▸ Data records:
++++++++
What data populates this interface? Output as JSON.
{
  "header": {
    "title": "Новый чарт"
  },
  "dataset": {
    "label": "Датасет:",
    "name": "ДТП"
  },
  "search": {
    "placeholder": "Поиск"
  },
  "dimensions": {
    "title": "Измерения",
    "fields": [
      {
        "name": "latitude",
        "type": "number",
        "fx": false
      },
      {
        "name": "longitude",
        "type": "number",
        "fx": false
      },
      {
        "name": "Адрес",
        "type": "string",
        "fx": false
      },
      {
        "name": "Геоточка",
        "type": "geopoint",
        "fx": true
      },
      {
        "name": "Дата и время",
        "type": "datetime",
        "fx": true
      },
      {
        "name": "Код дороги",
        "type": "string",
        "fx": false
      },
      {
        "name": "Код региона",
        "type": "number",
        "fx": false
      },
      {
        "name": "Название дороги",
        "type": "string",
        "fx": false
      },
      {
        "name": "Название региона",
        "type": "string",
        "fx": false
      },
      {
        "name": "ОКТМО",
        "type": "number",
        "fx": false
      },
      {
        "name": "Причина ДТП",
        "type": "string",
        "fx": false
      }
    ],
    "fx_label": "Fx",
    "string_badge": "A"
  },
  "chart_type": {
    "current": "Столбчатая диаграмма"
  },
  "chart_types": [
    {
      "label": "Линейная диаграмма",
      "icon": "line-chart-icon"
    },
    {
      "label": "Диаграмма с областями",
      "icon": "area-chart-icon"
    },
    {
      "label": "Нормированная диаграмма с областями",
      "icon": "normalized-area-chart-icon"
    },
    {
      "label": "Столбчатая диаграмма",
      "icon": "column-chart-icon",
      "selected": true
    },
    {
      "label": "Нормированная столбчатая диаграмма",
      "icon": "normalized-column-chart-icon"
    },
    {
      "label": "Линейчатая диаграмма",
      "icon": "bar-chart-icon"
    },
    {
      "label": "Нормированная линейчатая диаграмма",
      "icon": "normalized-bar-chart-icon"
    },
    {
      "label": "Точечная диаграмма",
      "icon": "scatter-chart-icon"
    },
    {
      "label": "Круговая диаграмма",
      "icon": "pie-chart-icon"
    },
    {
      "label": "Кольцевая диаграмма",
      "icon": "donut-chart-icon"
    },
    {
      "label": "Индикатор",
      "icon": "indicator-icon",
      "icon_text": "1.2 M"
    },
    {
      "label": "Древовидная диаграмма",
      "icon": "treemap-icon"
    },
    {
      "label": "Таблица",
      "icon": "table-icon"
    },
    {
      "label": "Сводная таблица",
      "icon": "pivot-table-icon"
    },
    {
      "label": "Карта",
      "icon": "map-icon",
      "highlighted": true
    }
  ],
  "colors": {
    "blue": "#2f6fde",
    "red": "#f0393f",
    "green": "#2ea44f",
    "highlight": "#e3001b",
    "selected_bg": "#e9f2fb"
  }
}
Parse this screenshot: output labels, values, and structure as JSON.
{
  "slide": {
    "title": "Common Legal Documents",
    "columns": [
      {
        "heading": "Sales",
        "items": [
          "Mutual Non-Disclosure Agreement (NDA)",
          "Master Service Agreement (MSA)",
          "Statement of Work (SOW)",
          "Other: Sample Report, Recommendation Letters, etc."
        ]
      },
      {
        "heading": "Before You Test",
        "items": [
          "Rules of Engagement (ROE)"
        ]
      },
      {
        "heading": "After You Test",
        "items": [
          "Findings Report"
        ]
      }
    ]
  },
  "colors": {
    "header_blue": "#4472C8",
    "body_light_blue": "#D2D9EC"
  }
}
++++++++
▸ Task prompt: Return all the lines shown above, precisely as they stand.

▸ Answer area:
What data populates this interface? Output as JSON.
{
  "header": {
    "title": "Новый чарт"
  },
  "dataset": {
    "label": "Датасет:",
    "name": "ДТП"
  },
  "search": {
    "placeholder": "Поиск"
  },
  "dimensions": {
    "title": "Измерения",
    "fields": [
      {
        "name": "latitude",
        "type": "number",
        "fx": false
      },
      {
        "name": "longitude",
        "type": "number",
        "fx": false
      },
      {
        "name": "Адрес",
        "type": "string",
        "fx": false
      },
      {
        "name": "Геоточка",
        "type": "geopoint",
        "fx": true
      },
      {
        "name": "Дата и время",
        "type": "datetime",
        "fx": true
      },
      {
        "name": "Код дороги",
        "type": "string",
        "fx": false
      },
      {
        "name": "Код региона",
        "type": "number",
        "fx": false
      },
      {
        "name": "Название дороги",
        "type": "string",
        "fx": false
      },
      {
        "name": "Название региона",
        "type": "string",
        "fx": false
      },
      {
        "name": "ОКТМО",
        "type": "number",
        "fx": false
      },
      {
        "name": "Причина ДТП",
        "type": "string",
        "fx": false
      }
    ],
    "fx_label": "Fx",
    "string_badge": "A"
  },
  "chart_type": {
    "current": "Столбчатая диаграмма"
  },
  "chart_types": [
    {
      "label": "Линейная диаграмма",
      "icon": "line-chart-icon"
    },
    {
      "label": "Диаграмма с областями",
      "icon": "area-chart-icon"
    },
    {
      "label": "Нормированная диаграмма с областями",
      "icon": "normalized-area-chart-icon"
    },
    {
      "label": "Столбчатая диаграмма",
      "icon": "column-chart-icon",
      "selected": true
    },
    {
      "label": "Нормированная столбчатая диаграмма",
      "icon": "normalized-column-chart-icon"
    },
    {
      "label": "Линейчатая диаграмма",
      "icon": "bar-chart-icon"
    },
    {
      "label": "Нормированная линейчатая диаграмма",
      "icon": "normalized-bar-chart-icon"
    },
    {
      "label": "Точечная диаграмма",
      "icon": "scatter-chart-icon"
    },
    {
      "label": "Круговая диаграмма",
      "icon": "pie-chart-icon"
    },
    {
      "label": "Кольцевая диаграмма",
      "icon": "donut-chart-icon"
    },
    {
      "label": "Индикатор",
      "icon": "indicator-icon",
      "icon_text": "1.2 M"
    },
    {
      "label": "Древовидная диаграмма",
      "icon": "treemap-icon"
    },
    {
      "label": "Таблица",
      "icon": "table-icon"
    },
    {
      "label": "Сводная таблица",
      "icon": "pivot-table-icon"
    },
    {
      "label": "Карта",
      "icon": "map-icon",
      "highlighted": true
    }
  ],
  "colors": {
    "blue": "#2f6fde",
    "red": "#f0393f",
    "green": "#2ea44f",
    "highlight": "#e3001b",
    "selected_bg": "#e9f2fb"
  }
}
Parse this screenshot: output labels, values, and structure as JSON.
{
  "slide": {
    "title": "Common Legal Documents",
    "columns": [
      {
        "heading": "Sales",
        "items": [
          "Mutual Non-Disclosure Agreement (NDA)",
          "Master Service Agreement (MSA)",
          "Statement of Work (SOW)",
          "Other: Sample Report, Recommendation Letters, etc."
        ]
      },
      {
        "heading": "Before You Test",
        "items": [
          "Rules of Engagement (ROE)"
        ]
      },
      {
        "heading": "After You Test",
        "items": [
          "Findings Report"
        ]
      }
    ]
  },
  "colors": {
    "header_blue": "#4472C8",
    "body_light_blue": "#D2D9EC"
  }
}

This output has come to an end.